→ **What the task asks**: Below is a set of entries. Reproduce exactly the lines from the one containing "Output a JSON" through the end, both included.
++++ The input
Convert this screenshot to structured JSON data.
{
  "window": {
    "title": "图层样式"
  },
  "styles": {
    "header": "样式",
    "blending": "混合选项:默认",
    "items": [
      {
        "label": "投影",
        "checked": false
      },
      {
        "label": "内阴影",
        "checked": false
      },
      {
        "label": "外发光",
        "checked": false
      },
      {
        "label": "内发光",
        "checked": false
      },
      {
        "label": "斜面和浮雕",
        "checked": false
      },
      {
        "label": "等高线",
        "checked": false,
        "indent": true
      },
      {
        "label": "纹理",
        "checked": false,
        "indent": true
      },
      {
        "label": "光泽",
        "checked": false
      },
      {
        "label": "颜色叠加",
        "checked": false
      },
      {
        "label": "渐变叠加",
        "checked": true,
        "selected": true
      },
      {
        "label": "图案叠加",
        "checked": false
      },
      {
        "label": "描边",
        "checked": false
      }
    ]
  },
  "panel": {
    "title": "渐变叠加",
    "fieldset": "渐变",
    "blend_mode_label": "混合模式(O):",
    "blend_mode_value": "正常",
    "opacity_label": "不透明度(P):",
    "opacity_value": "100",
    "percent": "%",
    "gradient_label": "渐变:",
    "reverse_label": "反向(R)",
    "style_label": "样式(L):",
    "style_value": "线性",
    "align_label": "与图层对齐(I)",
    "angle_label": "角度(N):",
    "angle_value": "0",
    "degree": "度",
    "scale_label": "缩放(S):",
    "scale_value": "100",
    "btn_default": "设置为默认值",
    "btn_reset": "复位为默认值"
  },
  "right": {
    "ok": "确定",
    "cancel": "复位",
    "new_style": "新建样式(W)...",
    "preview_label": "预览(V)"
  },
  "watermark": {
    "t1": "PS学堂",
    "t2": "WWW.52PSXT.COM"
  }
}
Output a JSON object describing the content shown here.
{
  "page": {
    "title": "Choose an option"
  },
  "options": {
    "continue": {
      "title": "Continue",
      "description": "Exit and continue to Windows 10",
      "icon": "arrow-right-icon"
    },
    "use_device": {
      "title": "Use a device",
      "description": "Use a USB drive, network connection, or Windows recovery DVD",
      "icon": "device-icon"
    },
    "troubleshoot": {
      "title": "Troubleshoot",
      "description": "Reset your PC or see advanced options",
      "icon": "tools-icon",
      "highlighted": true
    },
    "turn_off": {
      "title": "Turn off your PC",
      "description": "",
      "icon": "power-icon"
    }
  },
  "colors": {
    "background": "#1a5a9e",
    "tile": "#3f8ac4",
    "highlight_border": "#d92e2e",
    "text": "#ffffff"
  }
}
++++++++
→ **Written reply**:
Output a JSON object describing the content shown here.
{
  "page": {
    "title": "Choose an option"
  },
  "options": {
    "continue": {
      "title": "Continue",
      "description": "Exit and continue to Windows 10",
      "icon": "arrow-right-icon"
    },
    "use_device": {
      "title": "Use a device",
      "description": "Use a USB drive, network connection, or Windows recovery DVD",
      "icon": "device-icon"
    },
    "troubleshoot": {
      "title": "Troubleshoot",
      "description": "Reset your PC or see advanced options",
      "icon": "tools-icon",
      "highlighted": true
    },
    "turn_off": {
      "title": "Turn off your PC",
      "description": "",
      "icon": "power-icon"
    }
  },
  "colors": {
    "background": "#1a5a9e",
    "tile": "#3f8ac4",
    "highlight_border": "#d92e2e",
    "text": "#ffffff"
  }
}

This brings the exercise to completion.